“Be agreeable, be sympathetic, be loving, be compassionate, be humble.” 1 Peter 3:8
In politics, I often hear a member of congress cut down a fellow member for their position on an issue. Later, they’ll be having lunch together and admit they are good friends, but just don’t agree with each others philosophy. This attitude should be an example of how everyone should act toward one another–agree to disagree–but love one another.
Yesterday, I read a post on Facebook that instantly put me in a defensive mode. The issue was a farewell speech President Obama gave to the military and a picture of many open seats at the event. The original poster commented that because of the empty seats, the military hates the president.Personally, I don’t care if anyone likes or dislikes the Commander in Chief, but I am saddened by people who get pleasure from running down or poking fun at one of the most important persons in the world.
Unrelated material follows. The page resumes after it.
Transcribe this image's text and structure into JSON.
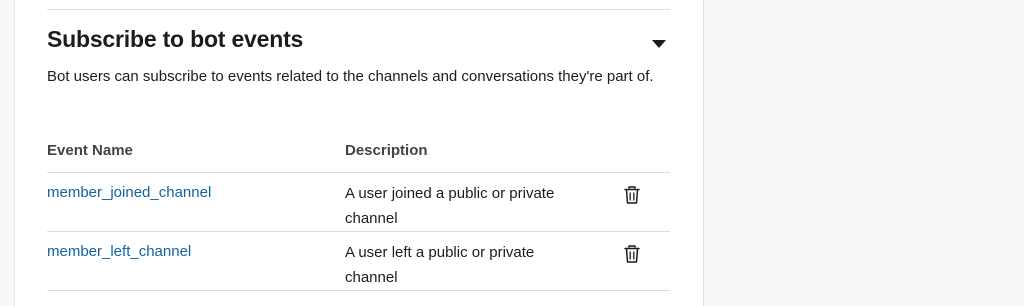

Being compassionate means we look for something good in a person. President Obama will soon be out of office, and new threads of hateful comments will begin to appear on social media the moment President Elect Trump is installed. Nothing good will come from ugly comments. My mother always said, “If you don’t have something good to say about someone, keep your mouth shut.”
Lord, help us learn to be compassionate people and more loving and grace filled. Amen.